- [What to work on]:
Nothing should be left out. Give all the data again exactly as written.

[Dataset rows describing interfaces]
══════
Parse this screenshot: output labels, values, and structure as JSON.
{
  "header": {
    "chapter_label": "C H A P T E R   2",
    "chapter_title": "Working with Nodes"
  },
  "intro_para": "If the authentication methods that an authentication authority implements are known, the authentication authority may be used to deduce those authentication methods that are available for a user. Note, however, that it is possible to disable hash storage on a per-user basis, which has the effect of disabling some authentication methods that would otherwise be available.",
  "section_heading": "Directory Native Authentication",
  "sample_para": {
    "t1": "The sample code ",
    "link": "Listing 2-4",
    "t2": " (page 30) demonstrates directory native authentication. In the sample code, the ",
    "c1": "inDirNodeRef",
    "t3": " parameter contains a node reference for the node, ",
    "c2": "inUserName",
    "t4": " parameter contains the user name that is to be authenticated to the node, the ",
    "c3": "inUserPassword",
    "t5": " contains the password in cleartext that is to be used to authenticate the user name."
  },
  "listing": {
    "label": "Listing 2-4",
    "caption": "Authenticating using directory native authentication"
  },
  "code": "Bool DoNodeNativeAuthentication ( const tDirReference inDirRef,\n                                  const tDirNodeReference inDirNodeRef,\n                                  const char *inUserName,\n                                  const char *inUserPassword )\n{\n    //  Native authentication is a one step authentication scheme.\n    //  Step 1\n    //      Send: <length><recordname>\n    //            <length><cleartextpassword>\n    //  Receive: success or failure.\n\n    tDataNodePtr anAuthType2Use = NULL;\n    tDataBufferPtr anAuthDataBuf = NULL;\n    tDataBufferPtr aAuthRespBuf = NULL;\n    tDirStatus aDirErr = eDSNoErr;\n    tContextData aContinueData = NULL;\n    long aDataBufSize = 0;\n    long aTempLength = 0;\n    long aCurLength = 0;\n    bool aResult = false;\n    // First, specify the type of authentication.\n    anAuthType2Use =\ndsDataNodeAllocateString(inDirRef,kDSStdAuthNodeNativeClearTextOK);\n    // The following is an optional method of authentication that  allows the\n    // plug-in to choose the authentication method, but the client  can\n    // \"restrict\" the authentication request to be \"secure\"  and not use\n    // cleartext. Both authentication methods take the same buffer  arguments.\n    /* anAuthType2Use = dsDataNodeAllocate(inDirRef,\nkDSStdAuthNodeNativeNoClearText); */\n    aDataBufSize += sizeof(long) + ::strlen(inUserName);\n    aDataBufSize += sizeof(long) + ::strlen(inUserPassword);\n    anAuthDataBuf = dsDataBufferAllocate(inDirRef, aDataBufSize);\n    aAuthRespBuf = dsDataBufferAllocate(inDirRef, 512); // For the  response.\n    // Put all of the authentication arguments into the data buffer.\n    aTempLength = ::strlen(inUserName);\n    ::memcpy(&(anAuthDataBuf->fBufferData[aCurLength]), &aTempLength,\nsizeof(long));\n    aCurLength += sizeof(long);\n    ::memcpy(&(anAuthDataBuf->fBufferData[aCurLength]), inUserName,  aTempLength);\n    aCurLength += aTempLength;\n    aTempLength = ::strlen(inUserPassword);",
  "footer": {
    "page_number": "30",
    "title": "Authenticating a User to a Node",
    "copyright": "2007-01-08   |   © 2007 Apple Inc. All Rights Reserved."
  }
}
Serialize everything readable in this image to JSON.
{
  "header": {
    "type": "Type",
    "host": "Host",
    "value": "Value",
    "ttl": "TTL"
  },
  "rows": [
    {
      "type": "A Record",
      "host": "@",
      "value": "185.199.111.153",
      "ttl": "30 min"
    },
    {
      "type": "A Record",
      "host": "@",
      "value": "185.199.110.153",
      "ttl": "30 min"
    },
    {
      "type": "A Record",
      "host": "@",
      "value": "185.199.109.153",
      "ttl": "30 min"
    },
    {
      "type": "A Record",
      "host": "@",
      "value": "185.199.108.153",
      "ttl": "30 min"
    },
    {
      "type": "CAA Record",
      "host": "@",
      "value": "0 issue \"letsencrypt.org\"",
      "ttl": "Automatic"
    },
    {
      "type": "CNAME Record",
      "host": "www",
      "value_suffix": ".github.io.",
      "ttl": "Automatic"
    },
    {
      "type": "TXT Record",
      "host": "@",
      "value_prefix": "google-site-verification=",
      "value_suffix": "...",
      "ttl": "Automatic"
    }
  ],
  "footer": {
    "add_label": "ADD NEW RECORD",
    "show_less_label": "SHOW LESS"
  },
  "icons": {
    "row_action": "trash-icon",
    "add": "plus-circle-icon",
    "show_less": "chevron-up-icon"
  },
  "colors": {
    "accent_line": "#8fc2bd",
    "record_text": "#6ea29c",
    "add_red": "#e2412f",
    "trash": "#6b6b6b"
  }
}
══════
- [Answer space]:
Parse this screenshot: output labels, values, and structure as JSON.
{
  "header": {
    "chapter_label": "C H A P T E R   2",
    "chapter_title": "Working with Nodes"
  },
  "intro_para": "If the authentication methods that an authentication authority implements are known, the authentication authority may be used to deduce those authentication methods that are available for a user. Note, however, that it is possible to disable hash storage on a per-user basis, which has the effect of disabling some authentication methods that would otherwise be available.",
  "section_heading": "Directory Native Authentication",
  "sample_para": {
    "t1": "The sample code ",
    "link": "Listing 2-4",
    "t2": " (page 30) demonstrates directory native authentication. In the sample code, the ",
    "c1": "inDirNodeRef",
    "t3": " parameter contains a node reference for the node, ",
    "c2": "inUserName",
    "t4": " parameter contains the user name that is to be authenticated to the node, the ",
    "c3": "inUserPassword",
    "t5": " contains the password in cleartext that is to be used to authenticate the user name."
  },
  "listing": {
    "label": "Listing 2-4",
    "caption": "Authenticating using directory native authentication"
  },
  "code": "Bool DoNodeNativeAuthentication ( const tDirReference inDirRef,\n                                  const tDirNodeReference inDirNodeRef,\n                                  const char *inUserName,\n                                  const char *inUserPassword )\n{\n    //  Native authentication is a one step authentication scheme.\n    //  Step 1\n    //      Send: <length><recordname>\n    //            <length><cleartextpassword>\n    //  Receive: success or failure.\n\n    tDataNodePtr anAuthType2Use = NULL;\n    tDataBufferPtr anAuthDataBuf = NULL;\n    tDataBufferPtr aAuthRespBuf = NULL;\n    tDirStatus aDirErr = eDSNoErr;\n    tContextData aContinueData = NULL;\n    long aDataBufSize = 0;\n    long aTempLength = 0;\n    long aCurLength = 0;\n    bool aResult = false;\n    // First, specify the type of authentication.\n    anAuthType2Use =\ndsDataNodeAllocateString(inDirRef,kDSStdAuthNodeNativeClearTextOK);\n    // The following is an optional method of authentication that  allows the\n    // plug-in to choose the authentication method, but the client  can\n    // \"restrict\" the authentication request to be \"secure\"  and not use\n    // cleartext. Both authentication methods take the same buffer  arguments.\n    /* anAuthType2Use = dsDataNodeAllocate(inDirRef,\nkDSStdAuthNodeNativeNoClearText); */\n    aDataBufSize += sizeof(long) + ::strlen(inUserName);\n    aDataBufSize += sizeof(long) + ::strlen(inUserPassword);\n    anAuthDataBuf = dsDataBufferAllocate(inDirRef, aDataBufSize);\n    aAuthRespBuf = dsDataBufferAllocate(inDirRef, 512); // For the  response.\n    // Put all of the authentication arguments into the data buffer.\n    aTempLength = ::strlen(inUserName);\n    ::memcpy(&(anAuthDataBuf->fBufferData[aCurLength]), &aTempLength,\nsizeof(long));\n    aCurLength += sizeof(long);\n    ::memcpy(&(anAuthDataBuf->fBufferData[aCurLength]), inUserName,  aTempLength);\n    aCurLength += aTempLength;\n    aTempLength = ::strlen(inUserPassword);",
  "footer": {
    "page_number": "30",
    "title": "Authenticating a User to a Node",
    "copyright": "2007-01-08   |   © 2007 Apple Inc. All Rights Reserved."
  }
}
Serialize everything readable in this image to JSON.
{
  "header": {
    "type": "Type",
    "host": "Host",
    "value": "Value",
    "ttl": "TTL"
  },
  "rows": [
    {
      "type": "A Record",
      "host": "@",
      "value": "185.199.111.153",
      "ttl": "30 min"
    },
    {
      "type": "A Record",
      "host": "@",
      "value": "185.199.110.153",
      "ttl": "30 min"
    },
    {
      "type": "A Record",
      "host": "@",
      "value": "185.199.109.153",
      "ttl": "30 min"
    },
    {
      "type": "A Record",
      "host": "@",
      "value": "185.199.108.153",
      "ttl": "30 min"
    },
    {
      "type": "CAA Record",
      "host": "@",
      "value": "0 issue \"letsencrypt.org\"",
      "ttl": "Automatic"
    },
    {
      "type": "CNAME Record",
      "host": "www",
      "value_suffix": ".github.io.",
      "ttl": "Automatic"
    },
    {
      "type": "TXT Record",
      "host": "@",
      "value_prefix": "google-site-verification=",
      "value_suffix": "...",
      "ttl": "Automatic"
    }
  ],
  "footer": {
    "add_label": "ADD NEW RECORD",
    "show_less_label": "SHOW LESS"
  },
  "icons": {
    "row_action": "trash-icon",
    "add": "plus-circle-icon",
    "show_less": "chevron-up-icon"
  },
  "colors": {
    "accent_line": "#8fc2bd",
    "record_text": "#6ea29c",
    "add_red": "#e2412f",
    "trash": "#6b6b6b"
  }
}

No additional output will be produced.